By Dr. Bonnie Verlaine Smith, Esq.
A gig is loosely defined as “a job, especially one that is temporary or freelance and performed on an informal or on-demand basis” See https://www.google.com/, “Oxford Languages” (9/15/2023). In the universe of the immigration population in the United States, individuals with deferred action under Deferred Action for Childhood Arrivals (DACA) or Temporary Protected Status (TPS), hold temporary gigs as their immigration status dictates they do not have permanent legal residence in the United States. For an immigrant, “the opportunity to work legally in the United States comes from gaining legal work authorization, which overcomes [stigma] from the public perception that immigrants are gaining from illegal work in the United States but not paying into the system.” See “An Analysis of Deferred Action Policy: Benefit or Detriment Through Perceptions of Recipients,” A Doctoral Thesis Proposal by Bonnie V. Smith, Esq. (2022), citing Abramitzky & Boustan, 2017 and Zaretsky, 1997). For an estimated 1.5 million combined DACA and TPS recipients, a gig is a welcomed opportunity for survival as they maneuver through the labyrinth of immigration policies to, hopefully, reveal a pathway to permanency via naturalized citizenship in the United States.

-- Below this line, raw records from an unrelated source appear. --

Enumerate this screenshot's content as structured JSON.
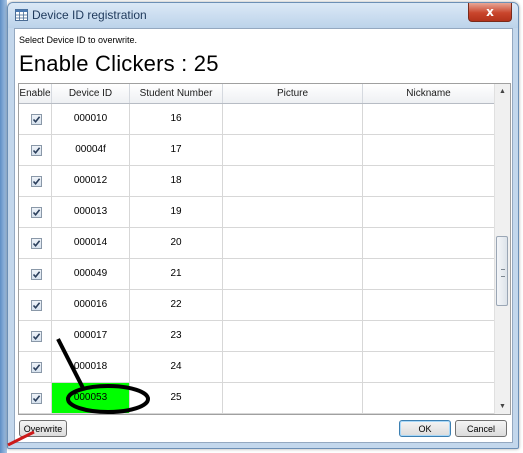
{
  "window": {
    "title": "Device ID registration",
    "close_label": "x"
  },
  "instruction": "Select Device ID to overwrite.",
  "heading": "Enable Clickers : 25",
  "table": {
    "columns": [
      "Enable",
      "Device ID",
      "Student Number",
      "Picture",
      "Nickname"
    ],
    "rows": [
      {
        "enabled": true,
        "device_id": "000010",
        "student_number": "16",
        "picture": "",
        "nickname": ""
      },
      {
        "enabled": true,
        "device_id": "00004f",
        "student_number": "17",
        "picture": "",
        "nickname": ""
      },
      {
        "enabled": true,
        "device_id": "000012",
        "student_number": "18",
        "picture": "",
        "nickname": ""
      },
      {
        "enabled": true,
        "device_id": "000013",
        "student_number": "19",
        "picture": "",
        "nickname": ""
      },
      {
        "enabled": true,
        "device_id": "000014",
        "student_number": "20",
        "picture": "",
        "nickname": ""
      },
      {
        "enabled": true,
        "device_id": "000049",
        "student_number": "21",
        "picture": "",
        "nickname": ""
      },
      {
        "enabled": true,
        "device_id": "000016",
        "student_number": "22",
        "picture": "",
        "nickname": ""
      },
      {
        "enabled": true,
        "device_id": "000017",
        "student_number": "23",
        "picture": "",
        "nickname": ""
      },
      {
        "enabled": true,
        "device_id": "000018",
        "student_number": "24",
        "picture": "",
        "nickname": ""
      },
      {
        "enabled": true,
        "device_id": "000053",
        "student_number": "25",
        "picture": "",
        "nickname": "",
        "highlighted": true
      }
    ]
  },
  "buttons": {
    "overwrite": "Overwrite",
    "ok": "OK",
    "cancel": "Cancel"
  },
  "colors": {
    "highlight": "#00ff00",
    "annotation_circle": "#000000",
    "annotation_arrow": "#cc0000"
  }
}
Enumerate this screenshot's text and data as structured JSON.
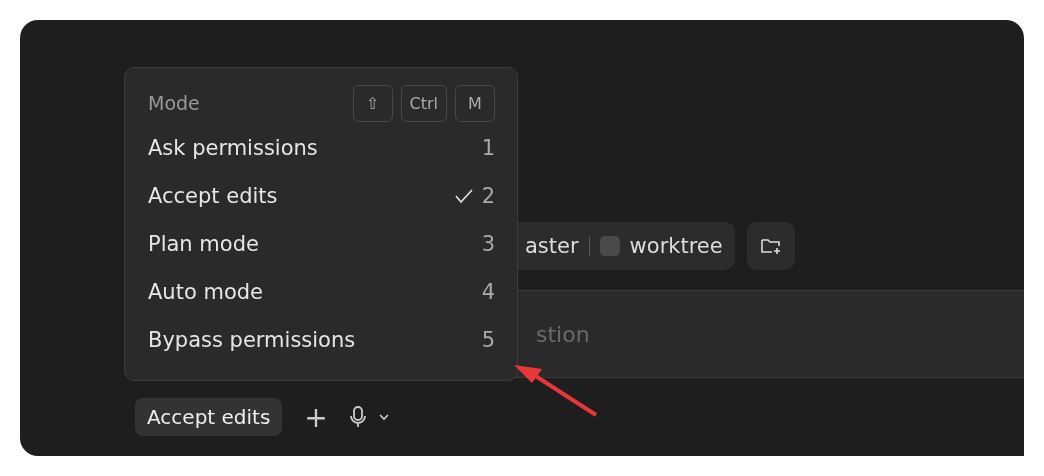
{
  "toolbar": {
    "branch": "aster",
    "worktree": "worktree"
  },
  "prompt": {
    "placeholder": "stion"
  },
  "bottom_bar": {
    "mode_button": "Accept edits",
    "add": "+"
  },
  "mode_menu": {
    "title": "Mode",
    "shortcut_keys": [
      "⇧",
      "Ctrl",
      "M"
    ],
    "items": [
      {
        "label": "Ask permissions",
        "key": "1",
        "selected": false
      },
      {
        "label": "Accept edits",
        "key": "2",
        "selected": true
      },
      {
        "label": "Plan mode",
        "key": "3",
        "selected": false
      },
      {
        "label": "Auto mode",
        "key": "4",
        "selected": false
      },
      {
        "label": "Bypass permissions",
        "key": "5",
        "selected": false
      }
    ]
  }
}
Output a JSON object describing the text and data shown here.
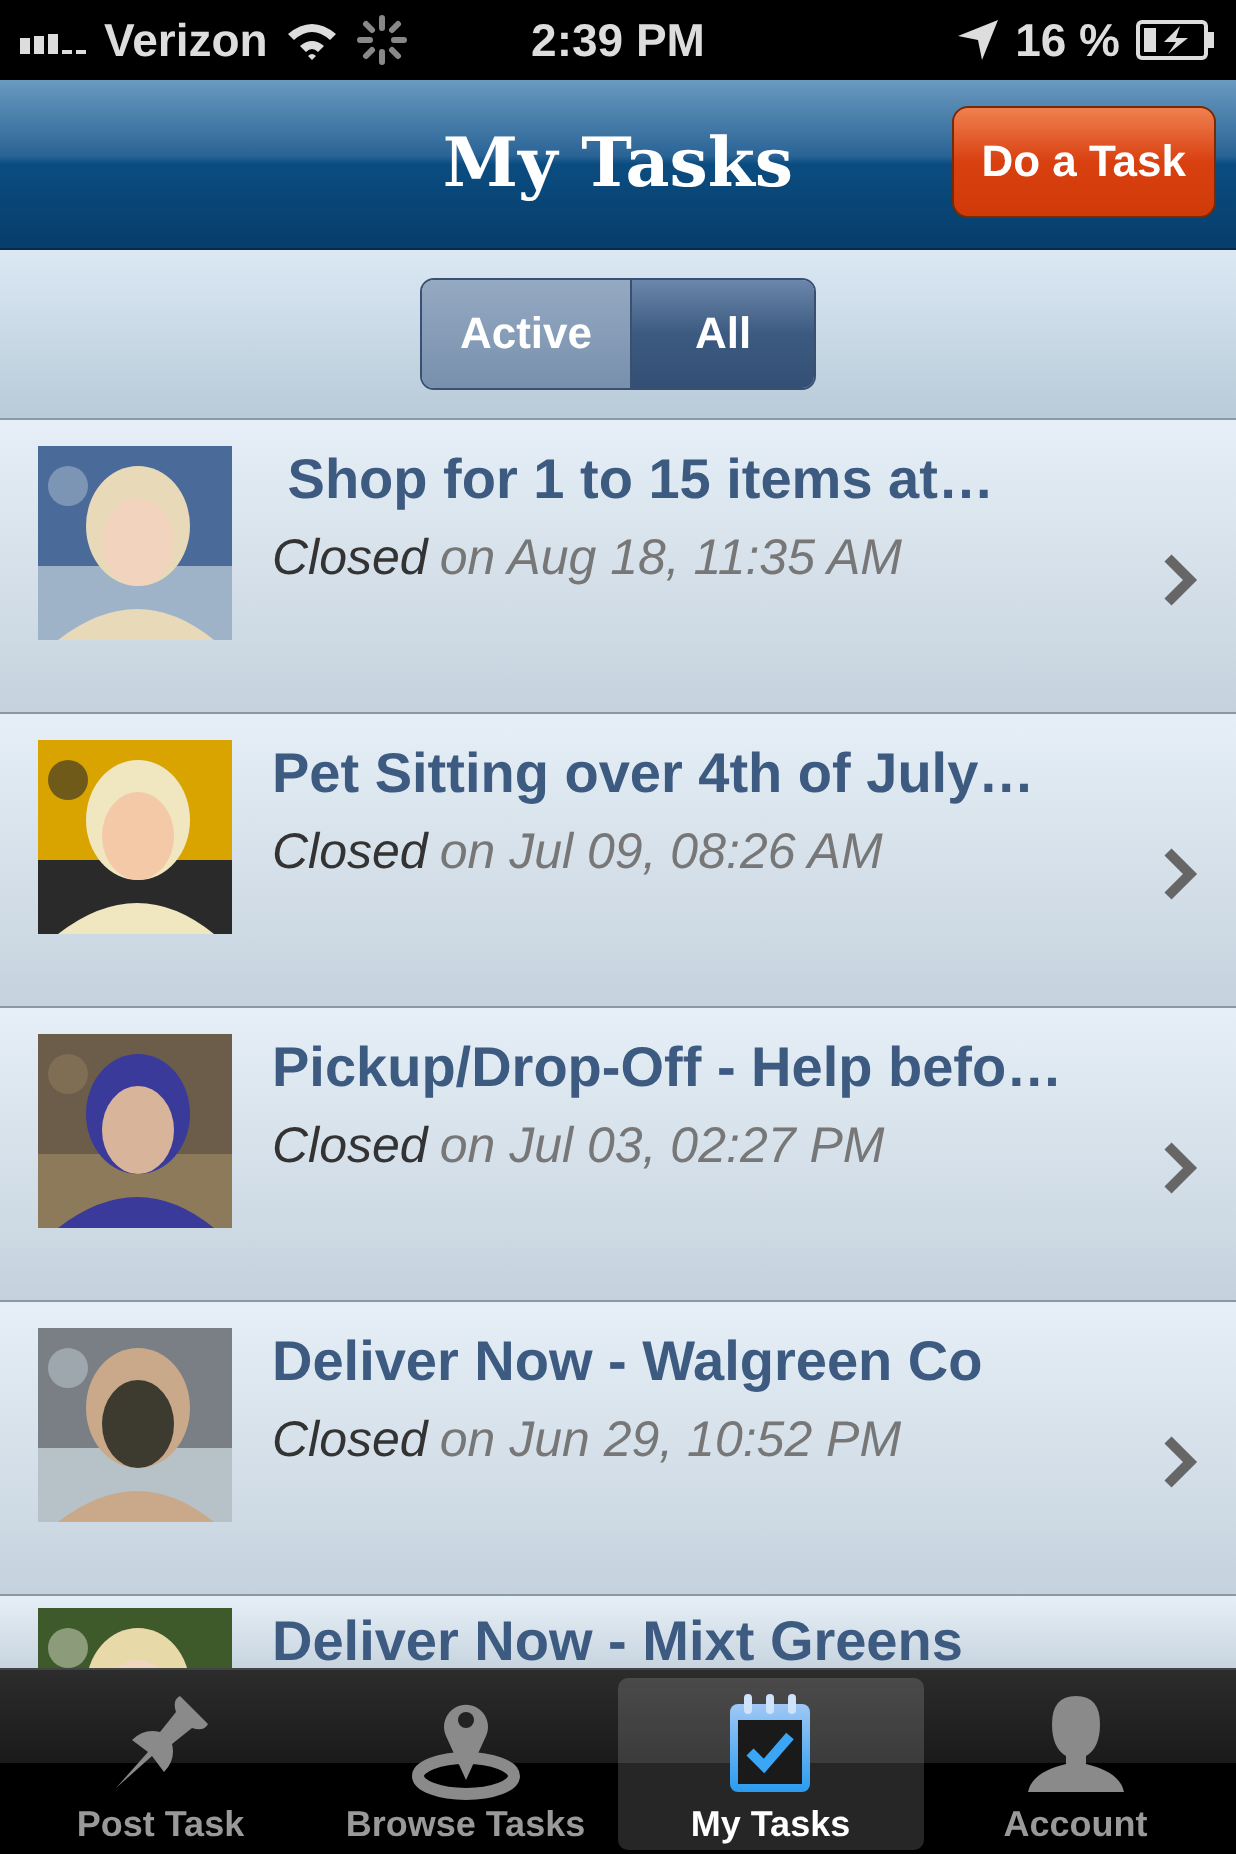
{
  "status_bar": {
    "carrier": "Verizon",
    "time": "2:39 PM",
    "battery": "16 %"
  },
  "nav": {
    "title": "My Tasks",
    "action": "Do a Task"
  },
  "segments": [
    {
      "label": "Active",
      "selected": false
    },
    {
      "label": "All",
      "selected": true
    }
  ],
  "tasks": [
    {
      "title": " Shop for 1 to 15 items at…",
      "status": "Closed",
      "date": "on Aug 18, 11:35 AM"
    },
    {
      "title": "Pet Sitting over 4th of July…",
      "status": "Closed",
      "date": "on Jul 09, 08:26 AM"
    },
    {
      "title": "Pickup/Drop-Off - Help befo…",
      "status": "Closed",
      "date": "on Jul 03, 02:27 PM"
    },
    {
      "title": "Deliver Now - Walgreen Co",
      "status": "Closed",
      "date": "on Jun 29, 10:52 PM"
    },
    {
      "title": "Deliver Now - Mixt Greens"
    }
  ],
  "tab_bar": [
    {
      "label": "Post Task",
      "kind": "pin",
      "selected": false
    },
    {
      "label": "Browse Tasks",
      "kind": "location",
      "selected": false
    },
    {
      "label": "My Tasks",
      "kind": "calendar",
      "selected": true
    },
    {
      "label": "Account",
      "kind": "person",
      "selected": false
    }
  ]
}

I have had the great fortune to serve many of these individuals by preparing and filing their temporary benefit petitions. In May of this year, I returned to the for-profit legal sector. However, I still longed to be a contributor to the non-profit community and continue to serve those in need in the immigration sector. I refer to my pro bono efforts as my “side gig.” A gig without monetary compensation but with a wealth of reward through the emotional joy and satisfaction I receive from helping an immigrant in need. I believe it is both an honor and a duty to give back and pro bono work provides that opportunity. Pro bono opportunities are available in almost every legal sector. Pro bono work can either teach you a new legal platform you always yearned to explore or in a sector where you already perform and excel. Allowing you to share your knowledge with individuals in need. Either concept provides a great benefit, and the choice is yours to join me by starting a pro bono side gig. I highly recommend every practicing attorney participate and contribute to become a change maker through pro bono work.
About the author
Dr. Bonnie Verlaine Smith, Esq., is a practicing Immigration attorney with a JD from Arizona Summit Law School and a doctorate in Law and Policy from Northeastern University. She holds two U.S. Embassy badges in recognition of her work in human rights for the U.S. Embassy in Lebanon and Ethiopia. She is a fellow for the Program on Human Rights and the Global Economy. Bonnie enjoys traveling and studied and worked abroad in Paris, London, New Delhi, Shenzhen, and Mexico City.
About the article
This article was originally published in the Communiqué (Oct. 2023), the official publication of the Clark County Bar Association. See https://clarkcountybar.org/about/member-benefits/communique-2023/communique-october-2023/.
© 2023 Clark County Bar Association (CCBA). All rights reserved. No reproduction of any portion of this issue is allowed without written permission from the publisher. Editorial policy available upon request.